That’s like… 1 dollar and some cents. A cup of coffee in the US can take you on a 2 hour trip through three climate zones up to the highest point of Miraflor, a natural reserve in the mountains of northern Nicaragua. After several days of heated hikes and beaches under spotless skies, the cold cloud forest is (ironically) heart warming.
Marvin takes me for a gringo and offers me his window seat. He’s even more enthusiastic after learning that I hail from the blessed lands of Chávez. I take his offer with gratitude until we start moving – the burning feeling in my arm reminds me of the beach and I realize that he wasn’t just being kind. Still, his joyful stories are well worth the heat. An hour later, I’m left with an empty seat to my right and an invitation to stay at his farm on my way down. I take both.
“You would’ve gotten lost, right?”
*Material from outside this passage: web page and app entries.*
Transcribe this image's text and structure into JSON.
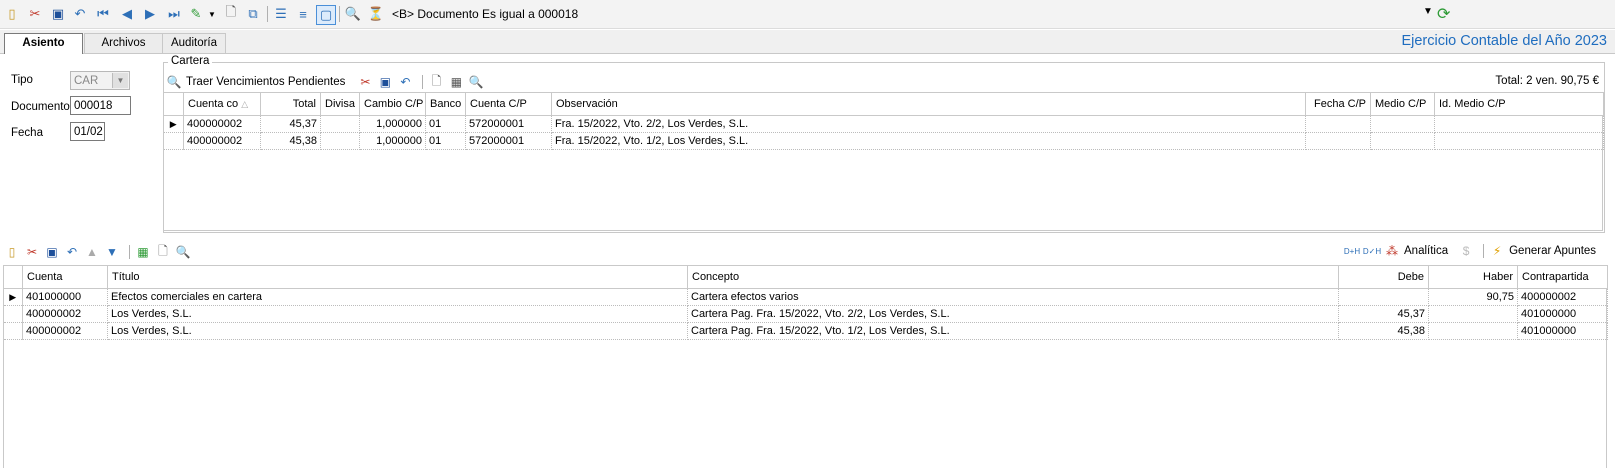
{
  "toolbar": {
    "filter_text": "<B> Documento Es igual a 000018"
  },
  "tabs": [
    {
      "label": "Asiento"
    },
    {
      "label": "Archivos"
    },
    {
      "label": "Auditoría"
    }
  ],
  "header": {
    "ejercicio": "Ejercicio Contable del Año 2023"
  },
  "form": {
    "tipo_label": "Tipo",
    "tipo_value": "CAR",
    "documento_label": "Documento",
    "documento_value": "000018",
    "fecha_label": "Fecha",
    "fecha_value": "01/02"
  },
  "cartera": {
    "legend": "Cartera",
    "traer_label": "Traer Vencimientos Pendientes",
    "total": "Total: 2 ven. 90,75 €",
    "columns": [
      "Cuenta co",
      "Total",
      "Divisa",
      "Cambio C/P",
      "Banco",
      "Cuenta C/P",
      "Observación",
      "Fecha C/P",
      "Medio C/P",
      "Id. Medio C/P"
    ],
    "rows": [
      {
        "cuenta": "400000002",
        "total": "45,37",
        "divisa": "",
        "cambio": "1,000000",
        "banco": "01",
        "cuenta_cp": "572000001",
        "observacion": "Fra. 15/2022, Vto. 2/2, Los Verdes, S.L.",
        "fecha_cp": "",
        "medio_cp": "",
        "id_medio": ""
      },
      {
        "cuenta": "400000002",
        "total": "45,38",
        "divisa": "",
        "cambio": "1,000000",
        "banco": "01",
        "cuenta_cp": "572000001",
        "observacion": "Fra. 15/2022, Vto. 1/2, Los Verdes, S.L.",
        "fecha_cp": "",
        "medio_cp": "",
        "id_medio": ""
      }
    ]
  },
  "apuntes": {
    "analitica_label": "Analítica",
    "generar_label": "Generar Apuntes",
    "columns": [
      "Cuenta",
      "Título",
      "Concepto",
      "Debe",
      "Haber",
      "Contrapartida"
    ],
    "rows": [
      {
        "cuenta": "401000000",
        "titulo": "Efectos comerciales en cartera",
        "concepto": "Cartera efectos varios",
        "debe": "",
        "haber": "90,75",
        "contrapartida": "400000002"
      },
      {
        "cuenta": "400000002",
        "titulo": "Los Verdes, S.L.",
        "concepto": "Cartera Pag. Fra. 15/2022, Vto. 2/2, Los Verdes, S.L.",
        "debe": "45,37",
        "haber": "",
        "contrapartida": "401000000"
      },
      {
        "cuenta": "400000002",
        "titulo": "Los Verdes, S.L.",
        "concepto": "Cartera Pag. Fra. 15/2022, Vto. 1/2, Los Verdes, S.L.",
        "debe": "45,38",
        "haber": "",
        "contrapartida": "401000000"
      }
    ]
  }
}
Darling (that’s her name) storms through cedar trees and neighbor’s fences until we get to her mom’s house. She’s one of Angela’s 10 kids – four of them live here and the rest are scattered all over the country. Her husband is in Managua and won’t come back until the end of the week.
I’m spending a couple nights at her house as a guest. Hosting cheles (Nica slang for foreigners) like me is one of the pillars of Miraflor’s rural economy, the other one being coffee. They charge about $20 for a full day, which includes a private room, 3 meals and insane amounts of brewed beans. You can find several co-ops in the nearby town of Estelí that can arrange this for little or no charge.
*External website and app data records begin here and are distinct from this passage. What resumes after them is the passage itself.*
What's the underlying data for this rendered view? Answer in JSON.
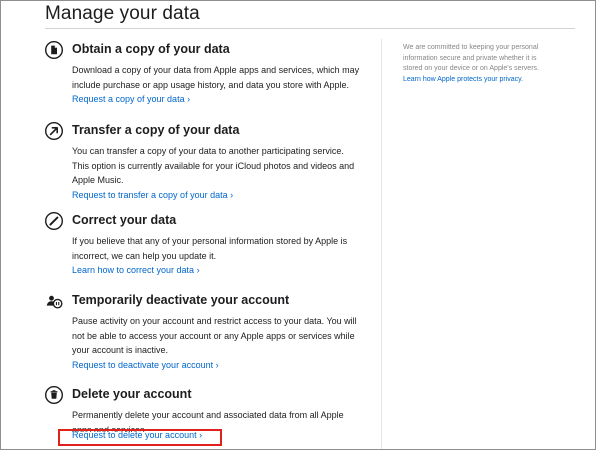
{
  "page": {
    "title": "Manage your data"
  },
  "sections": [
    {
      "icon": "document-icon",
      "title": "Obtain a copy of your data",
      "lines": [
        "Download a copy of your data from Apple apps and services, which may",
        "include purchase or app usage history, and data you store with Apple."
      ],
      "link": "Request a copy of your data ›"
    },
    {
      "icon": "arrow-up-right-icon",
      "title": "Transfer a copy of your data",
      "lines": [
        "You can transfer a copy of your data to another participating service.",
        "This option is currently available for your iCloud photos and videos and",
        "Apple Music."
      ],
      "link": "Request to transfer a copy of your data ›"
    },
    {
      "icon": "pencil-icon",
      "title": "Correct your data",
      "lines": [
        "If you believe that any of your personal information stored by Apple is",
        "incorrect, we can help you update it."
      ],
      "link": "Learn how to correct your data ›"
    },
    {
      "icon": "deactivate-account-icon",
      "title": "Temporarily deactivate your account",
      "lines": [
        "Pause activity on your account and restrict access to your data. You will",
        "not be able to access your account or any Apple apps or services while",
        "your account is inactive."
      ],
      "link": "Request to deactivate your account ›"
    },
    {
      "icon": "trash-icon",
      "title": "Delete your account",
      "lines": [
        "Permanently delete your account and associated data from all Apple",
        "apps and services."
      ],
      "link": "Request to delete your account ›"
    }
  ],
  "sidebar": {
    "lines": [
      "We are committed to keeping your personal",
      "information secure and private whether it is",
      "stored on your device or on Apple's servers."
    ],
    "link": "Learn how Apple protects your privacy."
  },
  "colors": {
    "link": "#0066cc",
    "highlight": "#e0201b",
    "text": "#1d1d1f"
  }
}
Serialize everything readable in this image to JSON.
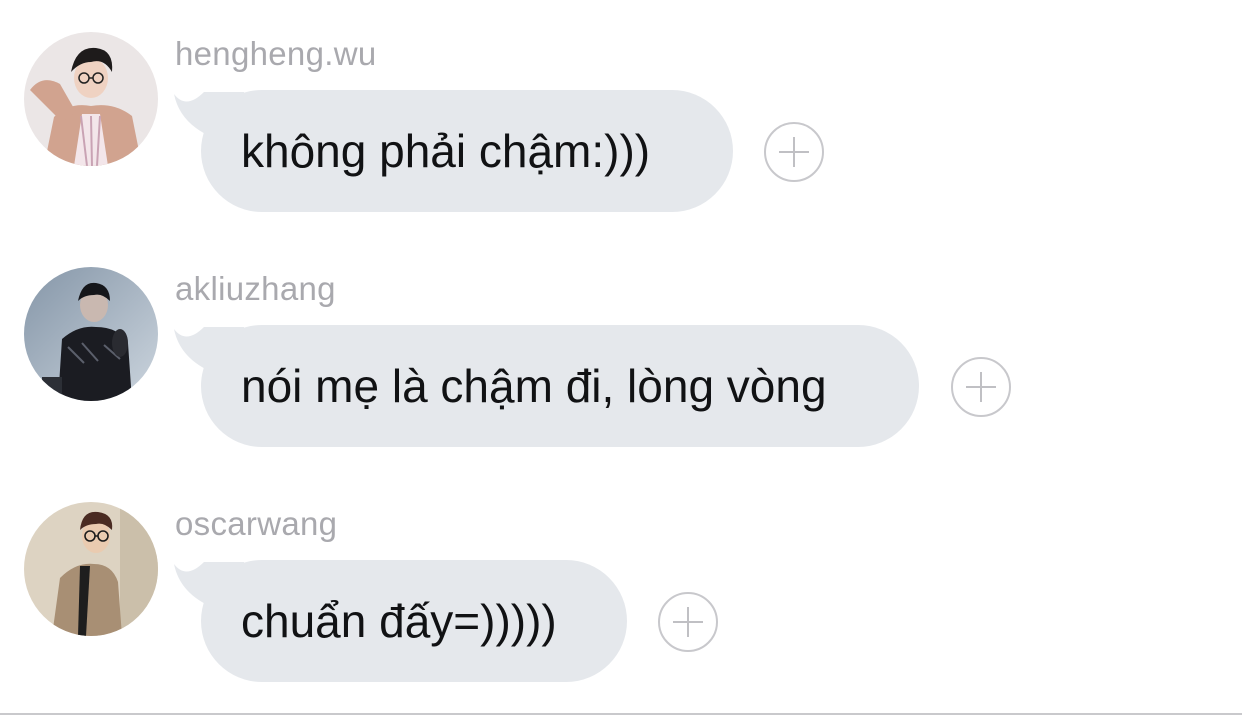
{
  "messages": [
    {
      "username": "hengheng.wu",
      "text": "không phải chậm:)))",
      "avatar_icon": "profile-photo-person-glasses-beige-shirt"
    },
    {
      "username": "akliuzhang",
      "text": "nói mẹ là chậm đi, lòng vòng",
      "avatar_icon": "profile-photo-person-dark-outfit"
    },
    {
      "username": "oscarwang",
      "text": "chuẩn đấy=)))))",
      "avatar_icon": "profile-photo-person-glasses-camel-coat"
    }
  ],
  "colors": {
    "bubble": "#e5e8ec",
    "username": "#a9a9ae",
    "message_text": "#111214",
    "react_button_border": "#c8c8cc"
  }
}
I spend the next two days hiking around the cloud forest. OMG THIS PLACE IS GORGEOUS I CAN’T DEAL WITH IT. My walks are suddenly and often interrupted by bursts of intense rain and cows that stare at me like I owe them money. Days start early here – most men work at a potato farm an hour away and have to be there by 6 30 am. Angela stays home cooking while her youngest son pretends to know the grounds to show me around and we both get lost in result. At night, water pours down non-stop and coffee follows a similar pattern.
The after dinner ritual is to sit in the porch and talk. The stress of NY seems as distant as the hills I saw earlier, but not everyone here is as relaxed as me. At night, there’s also stories of the war.
I planned to end this post on a happy note, with joyful tales of Marvin, dancing horses and the gringos that un-invited me to a coffee tasting. The hills of Miraflor stand as fierce competitors in the race to most beautiful places ever seen by me. But as a sat in a gorgeous square of Granada to write, surrounded by kids playing and pastries known as “the oven things”, the guy sitting to my right suddenly broke in tears. Today, his brother would have been one year older. He died at the house behind us fighting for the revolución.
War is a stupid thing. Dead brothers will linger forever in Julio’s square strolls. Lost kids darken Angela’s nights every day. Missing neighbors make Marvin’s coffee bitter even if he smiles about it. All for someone else’s interests, somebody else’s stupid needs.
It’s not worth it. No ideal is worth 10 years of Nicaraguans killing Nicaraguans. No creed justifies 17 dead in Paris. I don’t care what you believe in, killing others over it is not the answer.